■ TASK ITEM ■
Each line of the material beneath should be duplicated exactly.

■ INFORMATION ■

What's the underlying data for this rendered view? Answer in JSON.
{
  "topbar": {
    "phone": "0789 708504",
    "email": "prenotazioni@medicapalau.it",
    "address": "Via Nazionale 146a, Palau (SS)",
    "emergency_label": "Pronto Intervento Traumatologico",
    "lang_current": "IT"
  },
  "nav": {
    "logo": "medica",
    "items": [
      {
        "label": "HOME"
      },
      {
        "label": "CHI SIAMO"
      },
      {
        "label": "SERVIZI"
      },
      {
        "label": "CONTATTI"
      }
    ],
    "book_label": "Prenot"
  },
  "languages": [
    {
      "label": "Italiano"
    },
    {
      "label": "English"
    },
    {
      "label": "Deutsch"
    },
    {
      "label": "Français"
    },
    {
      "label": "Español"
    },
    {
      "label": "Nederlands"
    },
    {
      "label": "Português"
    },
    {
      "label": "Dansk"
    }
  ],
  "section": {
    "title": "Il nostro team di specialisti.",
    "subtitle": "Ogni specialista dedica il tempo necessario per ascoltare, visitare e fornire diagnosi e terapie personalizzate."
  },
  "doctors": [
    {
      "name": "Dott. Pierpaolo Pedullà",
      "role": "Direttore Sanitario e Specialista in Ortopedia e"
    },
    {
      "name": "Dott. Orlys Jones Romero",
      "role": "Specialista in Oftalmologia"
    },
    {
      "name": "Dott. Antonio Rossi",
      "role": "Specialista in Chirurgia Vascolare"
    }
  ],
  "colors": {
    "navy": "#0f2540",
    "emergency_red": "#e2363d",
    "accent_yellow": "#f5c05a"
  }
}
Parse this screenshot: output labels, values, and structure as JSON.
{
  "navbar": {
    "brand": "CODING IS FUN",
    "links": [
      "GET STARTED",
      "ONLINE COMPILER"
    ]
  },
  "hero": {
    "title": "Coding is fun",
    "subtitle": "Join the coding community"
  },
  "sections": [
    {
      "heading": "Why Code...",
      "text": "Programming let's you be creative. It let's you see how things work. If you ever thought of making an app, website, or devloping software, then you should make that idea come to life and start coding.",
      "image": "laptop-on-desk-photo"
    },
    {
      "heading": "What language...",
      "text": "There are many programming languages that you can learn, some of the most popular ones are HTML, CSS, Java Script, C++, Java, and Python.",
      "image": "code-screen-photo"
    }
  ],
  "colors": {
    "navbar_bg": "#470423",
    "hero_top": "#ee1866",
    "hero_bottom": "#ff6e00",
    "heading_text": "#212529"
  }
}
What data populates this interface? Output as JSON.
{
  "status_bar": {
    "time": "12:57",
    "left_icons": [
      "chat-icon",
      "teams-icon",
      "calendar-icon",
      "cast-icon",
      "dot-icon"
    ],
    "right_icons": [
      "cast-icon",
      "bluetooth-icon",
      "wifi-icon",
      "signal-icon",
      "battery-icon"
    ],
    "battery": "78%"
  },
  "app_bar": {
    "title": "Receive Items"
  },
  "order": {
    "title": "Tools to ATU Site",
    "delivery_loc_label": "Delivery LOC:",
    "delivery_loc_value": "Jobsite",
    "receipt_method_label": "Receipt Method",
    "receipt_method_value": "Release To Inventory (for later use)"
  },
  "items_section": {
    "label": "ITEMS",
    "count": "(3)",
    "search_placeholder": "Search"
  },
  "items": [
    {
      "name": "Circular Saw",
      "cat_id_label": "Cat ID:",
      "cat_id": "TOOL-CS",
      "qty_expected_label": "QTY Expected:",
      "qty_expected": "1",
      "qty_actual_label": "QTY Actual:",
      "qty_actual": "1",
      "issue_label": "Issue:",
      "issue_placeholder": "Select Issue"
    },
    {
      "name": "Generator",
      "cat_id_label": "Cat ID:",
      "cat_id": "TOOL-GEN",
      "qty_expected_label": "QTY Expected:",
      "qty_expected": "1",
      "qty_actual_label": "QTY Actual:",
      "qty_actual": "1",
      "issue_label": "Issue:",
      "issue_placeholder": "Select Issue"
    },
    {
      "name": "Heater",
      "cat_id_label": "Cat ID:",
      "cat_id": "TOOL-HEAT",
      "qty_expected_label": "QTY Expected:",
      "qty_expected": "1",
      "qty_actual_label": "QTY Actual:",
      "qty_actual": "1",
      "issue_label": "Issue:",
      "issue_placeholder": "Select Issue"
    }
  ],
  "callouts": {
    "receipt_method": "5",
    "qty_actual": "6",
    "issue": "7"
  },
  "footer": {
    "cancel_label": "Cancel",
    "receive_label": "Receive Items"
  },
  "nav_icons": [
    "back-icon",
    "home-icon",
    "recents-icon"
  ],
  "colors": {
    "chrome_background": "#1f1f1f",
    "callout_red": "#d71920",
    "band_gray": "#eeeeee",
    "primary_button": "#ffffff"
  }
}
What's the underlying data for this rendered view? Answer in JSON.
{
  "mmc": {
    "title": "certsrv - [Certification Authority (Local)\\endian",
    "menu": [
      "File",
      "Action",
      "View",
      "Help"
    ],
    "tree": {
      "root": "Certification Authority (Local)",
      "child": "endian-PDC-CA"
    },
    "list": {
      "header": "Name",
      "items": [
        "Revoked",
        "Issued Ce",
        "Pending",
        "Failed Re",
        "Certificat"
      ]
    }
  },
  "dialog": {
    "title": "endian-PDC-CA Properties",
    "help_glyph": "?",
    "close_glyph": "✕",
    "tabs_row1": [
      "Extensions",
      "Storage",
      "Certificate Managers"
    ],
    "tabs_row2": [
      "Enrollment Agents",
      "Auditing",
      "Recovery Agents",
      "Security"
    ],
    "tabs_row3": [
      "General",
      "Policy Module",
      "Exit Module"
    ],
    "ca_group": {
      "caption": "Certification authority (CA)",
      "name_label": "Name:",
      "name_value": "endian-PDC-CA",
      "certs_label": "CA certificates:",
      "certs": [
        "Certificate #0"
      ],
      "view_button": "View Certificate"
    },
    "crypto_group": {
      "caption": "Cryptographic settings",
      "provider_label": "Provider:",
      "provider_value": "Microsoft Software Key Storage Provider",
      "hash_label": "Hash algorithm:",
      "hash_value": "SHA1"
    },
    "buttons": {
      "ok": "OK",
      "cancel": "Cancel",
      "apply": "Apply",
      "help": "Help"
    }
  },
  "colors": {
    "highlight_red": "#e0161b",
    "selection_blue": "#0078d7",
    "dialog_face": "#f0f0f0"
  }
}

■ ANSWER SPACE ■
What's the underlying data for this rendered view? Answer in JSON.
{
  "topbar": {
    "phone": "0789 708504",
    "email": "prenotazioni@medicapalau.it",
    "address": "Via Nazionale 146a, Palau (SS)",
    "emergency_label": "Pronto Intervento Traumatologico",
    "lang_current": "IT"
  },
  "nav": {
    "logo": "medica",
    "items": [
      {
        "label": "HOME"
      },
      {
        "label": "CHI SIAMO"
      },
      {
        "label": "SERVIZI"
      },
      {
        "label": "CONTATTI"
      }
    ],
    "book_label": "Prenot"
  },
  "languages": [
    {
      "label": "Italiano"
    },
    {
      "label": "English"
    },
    {
      "label": "Deutsch"
    },
    {
      "label": "Français"
    },
    {
      "label": "Español"
    },
    {
      "label": "Nederlands"
    },
    {
      "label": "Português"
    },
    {
      "label": "Dansk"
    }
  ],
  "section": {
    "title": "Il nostro team di specialisti.",
    "subtitle": "Ogni specialista dedica il tempo necessario per ascoltare, visitare e fornire diagnosi e terapie personalizzate."
  },
  "doctors": [
    {
      "name": "Dott. Pierpaolo Pedullà",
      "role": "Direttore Sanitario e Specialista in Ortopedia e"
    },
    {
      "name": "Dott. Orlys Jones Romero",
      "role": "Specialista in Oftalmologia"
    },
    {
      "name": "Dott. Antonio Rossi",
      "role": "Specialista in Chirurgia Vascolare"
    }
  ],
  "colors": {
    "navy": "#0f2540",
    "emergency_red": "#e2363d",
    "accent_yellow": "#f5c05a"
  }
}
Parse this screenshot: output labels, values, and structure as JSON.
{
  "navbar": {
    "brand": "CODING IS FUN",
    "links": [
      "GET STARTED",
      "ONLINE COMPILER"
    ]
  },
  "hero": {
    "title": "Coding is fun",
    "subtitle": "Join the coding community"
  },
  "sections": [
    {
      "heading": "Why Code...",
      "text": "Programming let's you be creative. It let's you see how things work. If you ever thought of making an app, website, or devloping software, then you should make that idea come to life and start coding.",
      "image": "laptop-on-desk-photo"
    },
    {
      "heading": "What language...",
      "text": "There are many programming languages that you can learn, some of the most popular ones are HTML, CSS, Java Script, C++, Java, and Python.",
      "image": "code-screen-photo"
    }
  ],
  "colors": {
    "navbar_bg": "#470423",
    "hero_top": "#ee1866",
    "hero_bottom": "#ff6e00",
    "heading_text": "#212529"
  }
}
What data populates this interface? Output as JSON.
{
  "status_bar": {
    "time": "12:57",
    "left_icons": [
      "chat-icon",
      "teams-icon",
      "calendar-icon",
      "cast-icon",
      "dot-icon"
    ],
    "right_icons": [
      "cast-icon",
      "bluetooth-icon",
      "wifi-icon",
      "signal-icon",
      "battery-icon"
    ],
    "battery": "78%"
  },
  "app_bar": {
    "title": "Receive Items"
  },
  "order": {
    "title": "Tools to ATU Site",
    "delivery_loc_label": "Delivery LOC:",
    "delivery_loc_value": "Jobsite",
    "receipt_method_label": "Receipt Method",
    "receipt_method_value": "Release To Inventory (for later use)"
  },
  "items_section": {
    "label": "ITEMS",
    "count": "(3)",
    "search_placeholder": "Search"
  },
  "items": [
    {
      "name": "Circular Saw",
      "cat_id_label": "Cat ID:",
      "cat_id": "TOOL-CS",
      "qty_expected_label": "QTY Expected:",
      "qty_expected": "1",
      "qty_actual_label": "QTY Actual:",
      "qty_actual": "1",
      "issue_label": "Issue:",
      "issue_placeholder": "Select Issue"
    },
    {
      "name": "Generator",
      "cat_id_label": "Cat ID:",
      "cat_id": "TOOL-GEN",
      "qty_expected_label": "QTY Expected:",
      "qty_expected": "1",
      "qty_actual_label": "QTY Actual:",
      "qty_actual": "1",
      "issue_label": "Issue:",
      "issue_placeholder": "Select Issue"
    },
    {
      "name": "Heater",
      "cat_id_label": "Cat ID:",
      "cat_id": "TOOL-HEAT",
      "qty_expected_label": "QTY Expected:",
      "qty_expected": "1",
      "qty_actual_label": "QTY Actual:",
      "qty_actual": "1",
      "issue_label": "Issue:",
      "issue_placeholder": "Select Issue"
    }
  ],
  "callouts": {
    "receipt_method": "5",
    "qty_actual": "6",
    "issue": "7"
  },
  "footer": {
    "cancel_label": "Cancel",
    "receive_label": "Receive Items"
  },
  "nav_icons": [
    "back-icon",
    "home-icon",
    "recents-icon"
  ],
  "colors": {
    "chrome_background": "#1f1f1f",
    "callout_red": "#d71920",
    "band_gray": "#eeeeee",
    "primary_button": "#ffffff"
  }
}
What's the underlying data for this rendered view? Answer in JSON.
{
  "mmc": {
    "title": "certsrv - [Certification Authority (Local)\\endian",
    "menu": [
      "File",
      "Action",
      "View",
      "Help"
    ],
    "tree": {
      "root": "Certification Authority (Local)",
      "child": "endian-PDC-CA"
    },
    "list": {
      "header": "Name",
      "items": [
        "Revoked",
        "Issued Ce",
        "Pending",
        "Failed Re",
        "Certificat"
      ]
    }
  },
  "dialog": {
    "title": "endian-PDC-CA Properties",
    "help_glyph": "?",
    "close_glyph": "✕",
    "tabs_row1": [
      "Extensions",
      "Storage",
      "Certificate Managers"
    ],
    "tabs_row2": [
      "Enrollment Agents",
      "Auditing",
      "Recovery Agents",
      "Security"
    ],
    "tabs_row3": [
      "General",
      "Policy Module",
      "Exit Module"
    ],
    "ca_group": {
      "caption": "Certification authority (CA)",
      "name_label": "Name:",
      "name_value": "endian-PDC-CA",
      "certs_label": "CA certificates:",
      "certs": [
        "Certificate #0"
      ],
      "view_button": "View Certificate"
    },
    "crypto_group": {
      "caption": "Cryptographic settings",
      "provider_label": "Provider:",
      "provider_value": "Microsoft Software Key Storage Provider",
      "hash_label": "Hash algorithm:",
      "hash_value": "SHA1"
    },
    "buttons": {
      "ok": "OK",
      "cancel": "Cancel",
      "apply": "Apply",
      "help": "Help"
    }
  },
  "colors": {
    "highlight_red": "#e0161b",
    "selection_blue": "#0078d7",
    "dialog_face": "#f0f0f0"
  }
}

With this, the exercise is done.